Off-Shore drilling a bad idea

Dear editor,

As a citizen of Pickens County and on behalf of the South Carolina Native Plant Society, I am writing in response to the letter Pickens County House Representative David Hiott wrote to the Interior Department in support of offshore seismic testing and drilling for oil. Representative Hiott’s letter cites jobs and revenue but ignores science and common sense.

When America and the world is running from oil to clean energy, I’m puzzled why anyone would risk South Carolina’s booming tourism economy.

Some say we should see what’s out there. I say not a lot has changed under the ocean floor since testing was done 38 years ago with basically the same technology. Based on national consumption rates, Interior’s Bureau of Ocean Energy Management (BOEM) estimates that only a 20-day supply of oil and less that a 25-day supply of natural gas would be found off the three states of S.C., Ga., and Fla.

The real kick in the gut is that data from seismic blasts will belong exclusively to the big oil companies. We are left to take their word for it. Is this sound judgment to trust our future to the oil industry?

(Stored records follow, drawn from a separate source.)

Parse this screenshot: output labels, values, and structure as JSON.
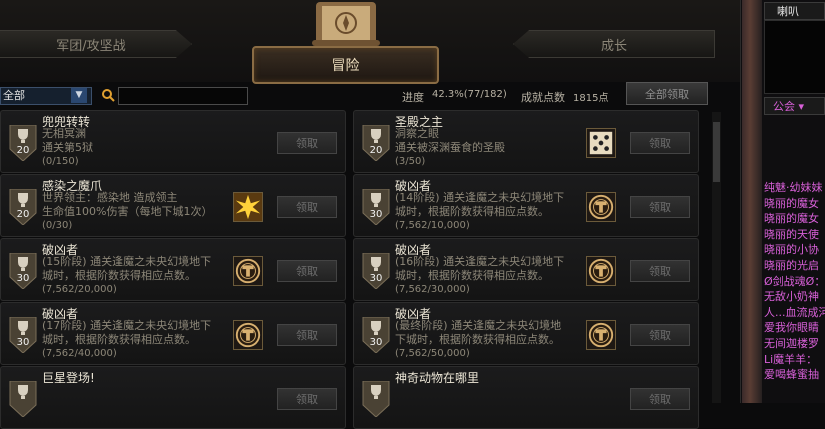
{
  "header": {
    "tab_left": "军团/攻坚战",
    "tab_center": "冒险",
    "tab_right": "成长"
  },
  "filter": {
    "selected": "全部"
  },
  "progress": {
    "label": "进度",
    "value": "42.3%(77/182)"
  },
  "points": {
    "label": "成就点数",
    "value": "1815点"
  },
  "claim_all_label": "全部领取",
  "cards": [
    {
      "title": "兜兜转转",
      "desc1": "无相冥渊",
      "desc2": "通关第5狱",
      "count": "(0/150)",
      "trophy": "20",
      "icon": "",
      "claim": "领取"
    },
    {
      "title": "圣殿之主",
      "desc1": "洞察之眼",
      "desc2": "通关被深渊蚕食的圣殿",
      "count": "(3/50)",
      "trophy": "20",
      "icon": "dice-icon",
      "claim": "领取"
    },
    {
      "title": "感染之魔爪",
      "desc1": "世界领主：感染地    造成领主",
      "desc2": "生命值100%伤害（每地下城1次）",
      "count": "(0/30)",
      "trophy": "20",
      "icon": "burst-icon",
      "claim": "领取"
    },
    {
      "title": "破凶者",
      "desc1": "(14阶段) 通关逢魔之未央幻境地下",
      "desc2": "城时，根据阶数获得相应点数。",
      "count": "(7,562/10,000)",
      "trophy": "30",
      "icon": "emblem-icon",
      "claim": "领取"
    },
    {
      "title": "破凶者",
      "desc1": "(15阶段) 通关逢魔之未央幻境地下",
      "desc2": "城时，根据阶数获得相应点数。",
      "count": "(7,562/20,000)",
      "trophy": "30",
      "icon": "emblem-icon",
      "claim": "领取"
    },
    {
      "title": "破凶者",
      "desc1": "(16阶段) 通关逢魔之未央幻境地下",
      "desc2": "城时，根据阶数获得相应点数。",
      "count": "(7,562/30,000)",
      "trophy": "30",
      "icon": "emblem-icon",
      "claim": "领取"
    },
    {
      "title": "破凶者",
      "desc1": "(17阶段) 通关逢魔之未央幻境地下",
      "desc2": "城时，根据阶数获得相应点数。",
      "count": "(7,562/40,000)",
      "trophy": "30",
      "icon": "emblem-icon",
      "claim": "领取"
    },
    {
      "title": "破凶者",
      "desc1": "(最终阶段) 通关逢魔之未央幻境地",
      "desc2": "下城时，根据阶数获得相应点数。",
      "count": "(7,562/50,000)",
      "trophy": "30",
      "icon": "emblem-icon",
      "claim": "领取"
    },
    {
      "title": "巨星登场!",
      "desc1": "",
      "desc2": "",
      "count": "",
      "trophy": "",
      "icon": "",
      "claim": "领取"
    },
    {
      "title": "神奇动物在哪里",
      "desc1": "",
      "desc2": "",
      "count": "",
      "trophy": "",
      "icon": "",
      "claim": "领取"
    }
  ],
  "right_panel": {
    "horn_label": "喇叭",
    "guild_label": "公会",
    "chat_lines": [
      {
        "text": "纯魅·幼妹妹",
        "color": "#d860d8"
      },
      {
        "text": "晓丽的魔女",
        "color": "#d860d8"
      },
      {
        "text": "晓丽的魔女",
        "color": "#d860d8"
      },
      {
        "text": "晓丽的天使",
        "color": "#d860d8"
      },
      {
        "text": "晓丽的小协",
        "color": "#d860d8"
      },
      {
        "text": "晓丽的光启",
        "color": "#d860d8"
      },
      {
        "text": "Ø剑战魂Ø：",
        "color": "#d860d8"
      },
      {
        "text": "无敌小奶神",
        "color": "#d860d8"
      },
      {
        "text": "人...血流成河",
        "color": "#d860d8"
      },
      {
        "text": "爱我你眼睛",
        "color": "#d860d8"
      },
      {
        "text": "无间迦楼罗",
        "color": "#d860d8"
      },
      {
        "text": "Li魔羊羊：",
        "color": "#d860d8"
      },
      {
        "text": "爱喝蜂蜜抽",
        "color": "#d860d8"
      }
    ]
  }
}
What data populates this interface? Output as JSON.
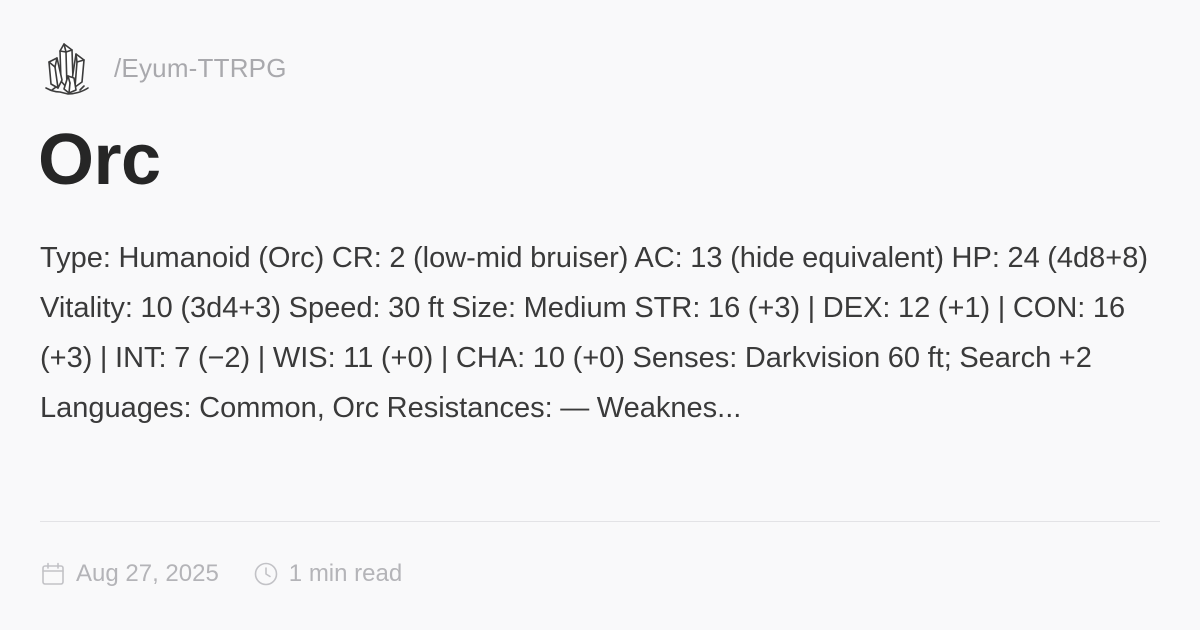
{
  "site": {
    "path": "/Eyum-TTRPG",
    "logo_icon": "crystal-icon"
  },
  "post": {
    "title": "Orc",
    "excerpt": "Type: Humanoid (Orc) CR: 2 (low-mid bruiser) AC: 13 (hide equivalent) HP: 24 (4d8+8) Vitality: 10 (3d4+3) Speed: 30 ft Size: Medium STR: 16 (+3) | DEX: 12 (+1) | CON: 16 (+3) | INT: 7 (−2) | WIS: 11 (+0) | CHA: 10 (+0) Senses: Darkvision 60 ft; Search +2 Languages: Common, Orc Resistances: — Weaknes...",
    "date": "Aug 27, 2025",
    "date_icon": "calendar-icon",
    "read_time": "1 min read",
    "read_time_icon": "clock-icon"
  },
  "colors": {
    "background": "#f9f9fa",
    "title": "#262626",
    "body_text": "#3a3a3a",
    "muted": "#b4b4b8",
    "divider": "#e3e3e6"
  }
}
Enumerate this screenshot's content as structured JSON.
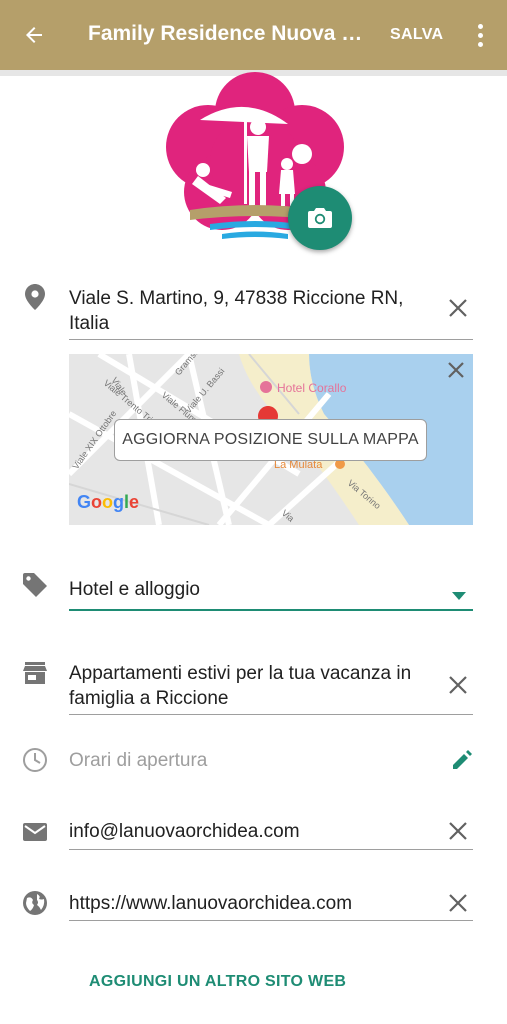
{
  "appbar": {
    "title": "Family Residence Nuova Or...",
    "save_label": "SALVA",
    "background_color": "#b59f6a"
  },
  "logo": {
    "description_icon": "beach-family-flower-logo",
    "camera_icon": "camera-icon"
  },
  "address": {
    "value": "Viale S. Martino, 9, 47838 Riccione RN, Italia",
    "icon": "location-pin-icon"
  },
  "map": {
    "update_button_label": "AGGIORNA POSIZIONE SULLA MAPPA",
    "labels": {
      "hotel": "Hotel Corallo",
      "restaurant": "La Mulata",
      "street_torino": "Via Torino",
      "street_fiume": "Viale Fiume",
      "street_trento": "Viale Trento Trieste",
      "street_ottobre": "Viale XIX Ottobre",
      "street_gramsci": "Gramsci",
      "street_basso": "Viale U. Bassi",
      "street_corso": "Viale Corso Fratelli",
      "street_v": "Via"
    },
    "google_logo": "Google"
  },
  "category": {
    "value": "Hotel e alloggio",
    "icon": "tag-icon"
  },
  "description": {
    "value": "Appartamenti estivi per la tua vacanza in famiglia a Riccione",
    "icon": "store-icon"
  },
  "hours": {
    "placeholder": "Orari di apertura",
    "icon": "clock-icon"
  },
  "email": {
    "value": "info@lanuovaorchidea.com",
    "icon": "mail-icon"
  },
  "website": {
    "value": "https://www.lanuovaorchidea.com",
    "icon": "globe-icon"
  },
  "add_website_label": "AGGIUNGI UN ALTRO SITO WEB",
  "colors": {
    "accent": "#1e8c74",
    "logo_magenta": "#e0247d"
  }
}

Sounds from seismic blasts can travel 2500 miles underwater and are repeated every 10 seconds for months. These blasts are loud enough to threaten the survival of sea mammals like whales and dolphins.

In addition, commercial fishermen have reported up to 80 percent reductions in their fish catches as a result of destructive oil exploration technology.

It is time everyone knows the impacts and understands one inevitable fact; it is not a matter of IF a spill or leak occurs, but WHEN and HOW MUCH the rigs, pipes, and tankers soil forever the sands and estuaries and livelihoods of our Coast.

Some say South Carolina needs to help our Country be energy independent. I say why give profits to big oil while we take all the risks, especially since in some weeks of the year, the United States exports as much as one million gallons of oil per day.

South Carolina’s coastal tourism economy accounts for 600,000 jobs and $20 billion annually.

The American Petroleum Institute’s best projected oil revenue for the state is $3 billion from now until 2035. Everyone remembers the BP Deepwater Horizon rig fire and spill in the Gulf of Mexico. It lasted three months with 184 million barrels spilled, 26,000 jobs lost immediately and a 4.5 billion fishing industry harmed.

It’s not surprising that every local government on our Coast officially opposes dirty and dangerous offshore drilling. But this is not just about our Coast. It’s a “who we are” issue. It’s about our values and our legacy for future generations.

Governor Henry McMaster is asking the Trump Administration to exclude South Carolina from BOEM’s offshore drilling plan. In his State of the State, he reminded us that “We cannot stop hurricanes, but we can avoid oil spills. We cannot take a chance. We must do whatever it takes to preserve this economic paradise we call the beach, the marsh, the coast and the Lowcountry. It is made of gold.”

We all know “oil and water”’ don’t mix; we cannot have both. Once the genie is out of the bottle, you cannot put it back.

Rick Huffman

SC Native Plant Society Founder